Participants -- very, very happy participants -- were given samples of a bunch of different wines that varied wildly by price.
Or so they thought.
They were actually given just three different wines, but they were told, right before each squirt, "This one comes from a $90 bottle," or "This one comes from a $5 bottle!" Or several price points in between.
Since participants' brains were hooked up to an MRI, researchers could watch what was happening in their taste centers as well as their so-called pleasure centers.
Turns out, the taste center was as rational as Spock. Price differences affected it not one whit. But the pleasure center? That shallow ninny lit up like a pinball machine whenever it believed it was drinking the more expensive stuff.
Which only goes to show that price matters on an even deeper level than anyone ever guessed.
"This came as a big surprise," says Baba Shiv, a Stanford Business School professor and co-author of the study. "We have long known that factors such as price and brand influence people's perceptions," he said. But this study showed that price affected "the actual pleasure that the brain experiences."
This wasn't Mr. Shiv's first foray into examining the role of price on brain function. In an earlier study, he gave all his participants a can of Red Bull before asking them to solve some puzzles. But he told half of them that the drink had been purchased on sale.
Darned if the kids who thought the Red Bull was bought at discount didn't end up solving fewer puzzles.
"When you actually buy something on sale, you do get an emotional boost because you think, 'Hey! I got a great deal!'" said Mr. Shiv. "But there is this downside when you actually use the product." Somehow, the sale item just doesn't feel as effective.
So, clearly, anyone considering a discount (Howard Schultz, are you listening?) should think twice -- or at least listen to my sister-in-law, Carmella.
Carm was such a devoted Bed Bath & Beyond shopper that she -- like everyone else in America -- started receiving an avalanche of its coupons. "They came in the mail seemingly every week and gave 20% off one item," she says. "However, you cannot carry them in your wallet because they are too big."
As a result, she usually found herself without one whenever she happened upon the store. And when that was the case, she no longer went in. Paying full price now felt like a rip-off, and, worse, the stuff seemed cheap, too.
Price matters most when the product is something whose quality we really can't judge for ourselves. So with technical things, like computers; rarefied things, like fancy coffee; and even unusual things, such as Bed Bath & Beyond's escargot tongs (ick), we feel so ignorant, we tend to judge them on price: the higher, the better.
That's a crucial lesson for anyone peddling premium brands, says Robert Passikoff, president of Brand Keys consulting. "You're never going to see discounts on Tiffany diamonds." Neurons all over the world light up when they see that blue box because price and pleasure are one.
If, however, a company has reached the point where the premium price no longer brings satisfaction, it should try to disguise any discounting it finally does. For instance, Passikoff says, when GM cut prices a few years ago, "They did it as 'the GM employee discount.' Now that's something special." GM didn't sound desperate -- it sounded generous.

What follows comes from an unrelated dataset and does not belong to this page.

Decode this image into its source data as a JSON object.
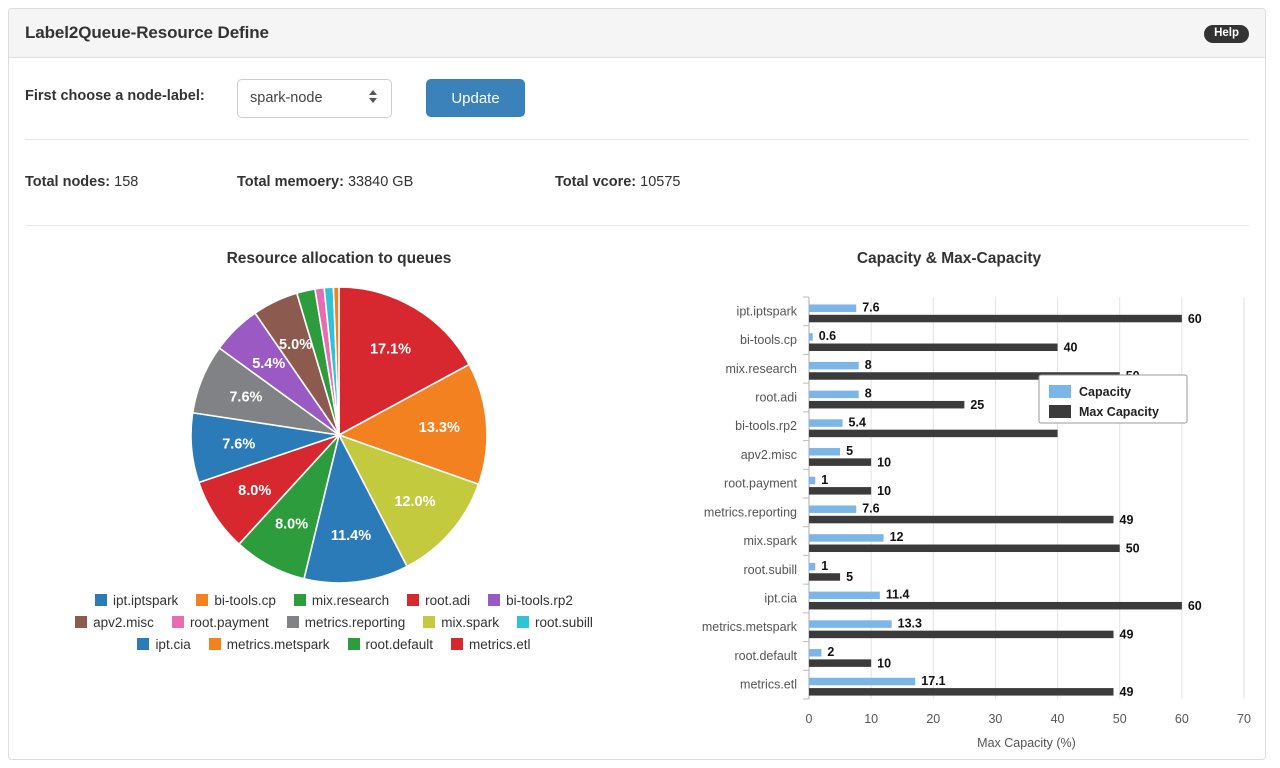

Next time around maybe they'll give away a free bottle of wine, too. If so, they'd better tell folks it's the $90 kind.